The archbishop of Mosul on Saturday called on the government to hold all those responsible for the harrowing fire of Hamdaniya accountable for their actions, threatening a mass strike if this does not happen.
"Either everyone responsible [for the fire] will be held accountable, or we will go on strike. If we strike, it won't be only in our areas, it will be all over Iraq," Syriac Catholic Archbishop of Mosul Benedict Younan Hanno told Rudaw's Ranja Jamal.
The archbishop said everyone involved in causing the fire, including those who licensed the banquet hall, those who approved its safety standards, and those within the tourism, civil defense, and electricity directorates in the province, must be held accountable.

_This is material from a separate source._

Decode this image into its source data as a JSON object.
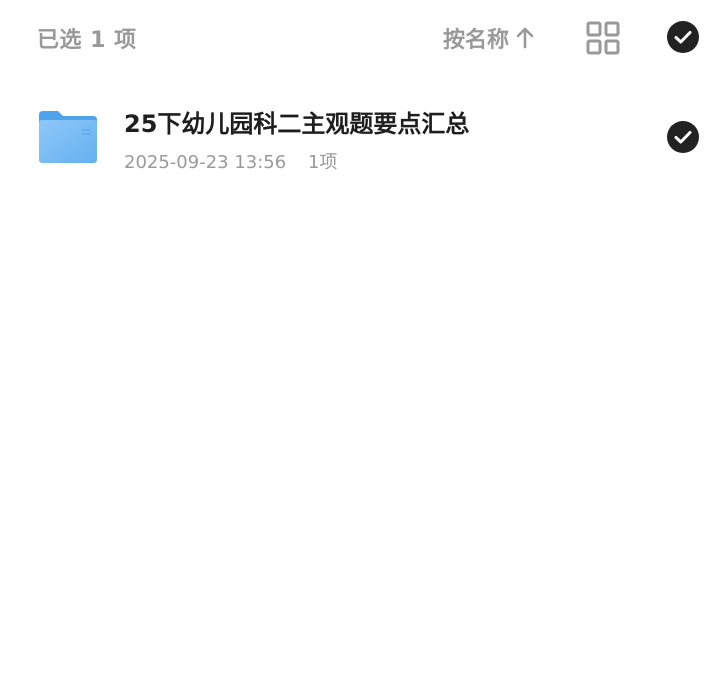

Archbishop Hanno said that the Iraqi officials who visited them following the fire "all talk well and beautifully" but that what the Christian community wants is for those words to be followed by actions, "We want decisions [to be taken] following those words, a decision that saves the life of this nation," he said.
"We have now reached a point where we all know where the problem is. Our problem is corruption. Day by day we get to know the consequences of where corruption takes us and what it does to us," said the archbishop, adding that what happened to Haytham Hall is one of the consequences of corruption.
The archbishop also lauded the efforts and the hard work shown by the doctors and health workers in Mosul, saying that while the country has the finest doctors, they suffer from lack of utilities and support in the hospitals, which end up not being up to standard. He specifically pointed to the discrepancy between the province's population of four million, and the total number of hospital beds not reaching 800.
Over a hundred people lost their lives when a deadly fire engulfed a wedding hall in Hamdaniya on Tuesday night after the roof's flammable plastic ceiling caught fire when fireworks were ignited from the floor.
An estimated 1,000 were at the wedding party. As soon as they had noticed fireballs dropping from the ceiling of the hall, they en masse rushed to evacuate from the only exit door - the back kitchen door - with frightened attendants unable to open the main door.
Rampant corruption plagues all levels of the Iraqi state, a phenomenon that the country's current government has pledged to eliminate. Official figures published last year estimated that well over 400 billion dollars have gone missing from state coffers since former dictator Saddam Hussein's regime was toppled in 2003. According to Transparency International's Corruption Perception Index, Iraq ranks among the most corrupt nations, coming 157th out of 180 countries.
During a speech at the UN General Assembly earlier this month, Iraqi Prime Minister Mohammed Shia' al-Sudani said that fighting against endemic corruption was his government's foremost priority.